How To Return To Work After Taking Time Off
Have you ever had to take time off of work for health reasons, or maybe family obligations? Perhaps you know somebody who has, or maybe you are managing somebody who’s going through this right now.
Well, this could happen to any one of us at any time; nobody is immune.
And the thing is, managing that kind of phased return back to work isn’t always so simple.
- You may feel that you can’t carry your own weight and that’s troubling to you.
- You may be worried that your colleagues might be judging you.
- Or maybe you’re concerned that you’re missing opportunities.
- If you’re an achiever, you’re probably feeling super frustrated that you can’t push yourself as hard as you always have, that you can’t operate at 120%, that you can’t say ‘yes’ to every project.
Well, if you’re feeling this way and managing your return back to work, it’s perfectly normal. There are lots of things you can be doing, but I want to share with you six that I think can be particularly helpful.
1. Job #1 is your health or family obligation
Understand that your job number one is to focus on your health, or your family obligation, whatever that is. Only you can make that a priority, only you can make that your focus.
Remember that what’s really important at this stage is to just make a sustainable recovery if you’re returning from an illness, or to set up a sustainable situation at home.
2. Set up the deal with your boss
You want to be setting up your deal with your boss upfront.

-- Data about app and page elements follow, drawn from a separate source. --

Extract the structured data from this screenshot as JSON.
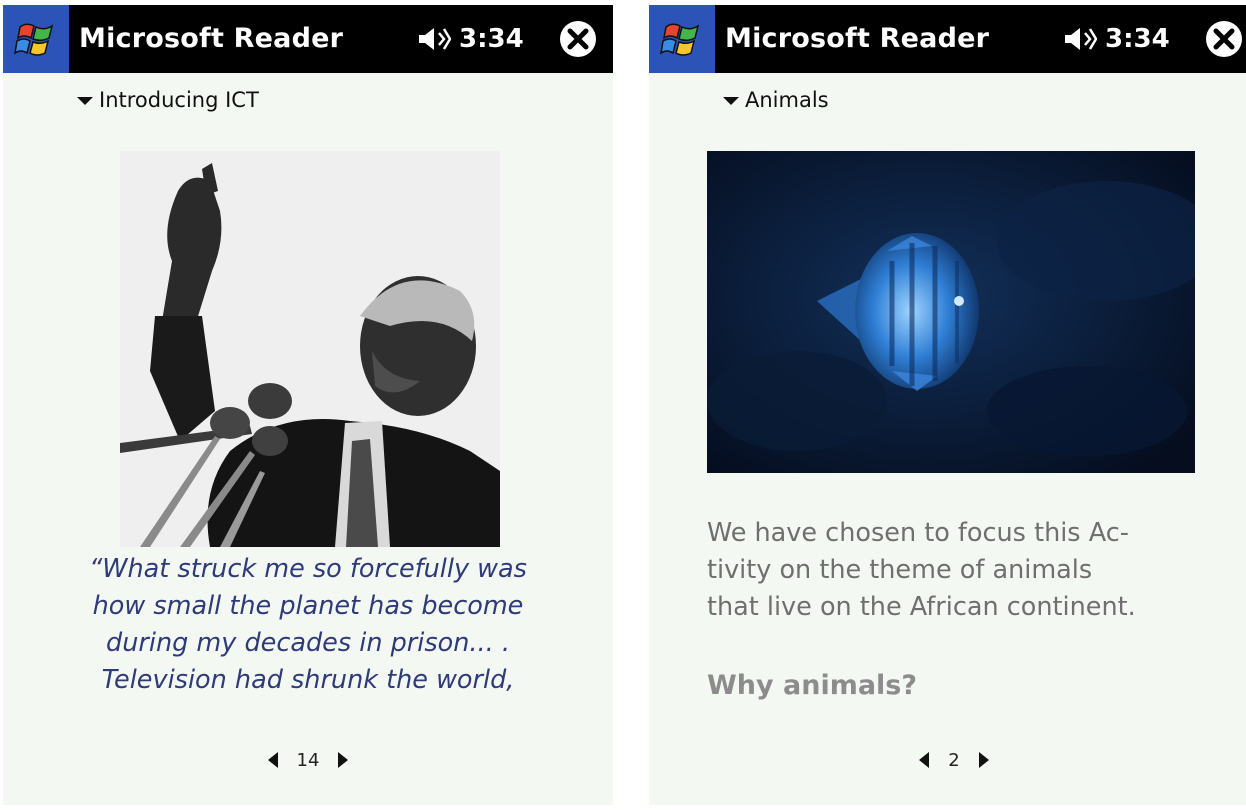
{
  "screens": [
    {
      "app_title": "Microsoft Reader",
      "clock": "3:34",
      "section_title": "Introducing ICT",
      "page_number": "14",
      "photo_icon": "person-speaking-photo",
      "quote_lines": [
        "“What struck me so forcefully was",
        "how small the planet has become",
        "during my decades in prison... .",
        "Television had shrunk the world,"
      ]
    },
    {
      "app_title": "Microsoft Reader",
      "clock": "3:34",
      "section_title": "Animals",
      "page_number": "2",
      "photo_icon": "fish-underwater-photo",
      "body_lines": [
        "We have chosen to focus this Ac-",
        "tivity on the theme of animals",
        "that live on the African continent."
      ],
      "subheading": "Why animals?"
    }
  ],
  "colors": {
    "titlebar": "#000000",
    "start_button": "#2c53b8",
    "page_background": "#f4f8f2",
    "quote_text": "#2f3a78",
    "body_text": "#6f6f6f",
    "subheading_text": "#8c8c8c"
  }
}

What I mean by that is you want to have a conversation with your boss and talk about how you want to phase back in. They’re going to be guided by what you want and what you’re capable of, so you can take some leadership in this regard.
At the same time, you want to make sure you agree some check-in points. Arrange to have meetings or conversations that happen on a regular basis. That makes it normal to talk to your boss about how you’re feeling and where things stand, whether that’s at the end of every week, at the end of every month, and so forth.
3. Figure out what you want to communicate
Decide for yourself what the message is that you want to give to people at work. What do you want to tell your boss, what do you want to tell your colleagues, and what do you want to tell your clients?
It might be the same message for everyone. You might feel comfortable with the same level of transparency with everybody, which makes your life so much simpler because when you tell people what the facts of the situation are, they stop being so curious and can go on with their lives and go about their own business.
But if, for whatever reason, you don’t feel that way then make sure you find a small group of people that you can be totally transparent with. I’m not talking about TMI (Too Much Information) here, but just what the situation really is because you’re going to need their support. Ideally that small group would include your boss, maybe one or two very, very close colleagues, and/or your friends and family.
Then, decide what you’re comfortable with saying to everybody else. But don’t leave them wondering and guessing because then that’s when things get really messy.
4. Be compassionate with yourself
Cut yourself some slack. Be realistic about what you actually can do.
In my own case, I fractured a vertebra in a car accident and had to lie in bed for three months. When I started back to work, I could only spend an hour sitting up at first, then an hour and a half, and then two hours.
So just be realistic about what it is you can do and don’t strain beyond that. And make sure you factor in commuting time too into how much time and energy you have!
5. Don’t worry about what others are thinking
I know, that’s really, really hard. But that goes back to item number one which is: your number one job is to focus on getting better or setting up the situation so that it’s better.
Even if people are thinking about you all the time (which, by the way, they’re not because everybody’s got their own stuff to worry about), but even if they are spending every waking moment thinking about you and your situation, then you can rest assured that the reputation you’ve always had can carry you through a long way.
We all know how hard it is to change a first impression and when that impression is already really good, then that’s going to carry you on. So don’t worry about what other people are thinking.
6. Focus on the quality, not the quantity
When you’re at work, focus on the quality of your work and not the quantity. On a practical basis, when you go into the office or wherever it is you’re doing your work, just decide: what is the one thing you’re going to focus on getting done that day, or maybe two things, or at most three things?
Once you’ve identified those one, two or three things, then you can get those done well and feel really good about yourself.
So, those are six things that you can do to ease your way back into work after a long absence. Here they are again, in brief:
- Job #1 is your health or family obligation
- Set up the deal with your boss
- Figure out what you want to communicate
- Be compassionate with yourself
- Don’t worry about what others are thinking
- Focus on the quality, not the quantity
Now, I want to ask you: What challenges have you faced in your return to work?
Scroll down and leave a comment so that we can all help out.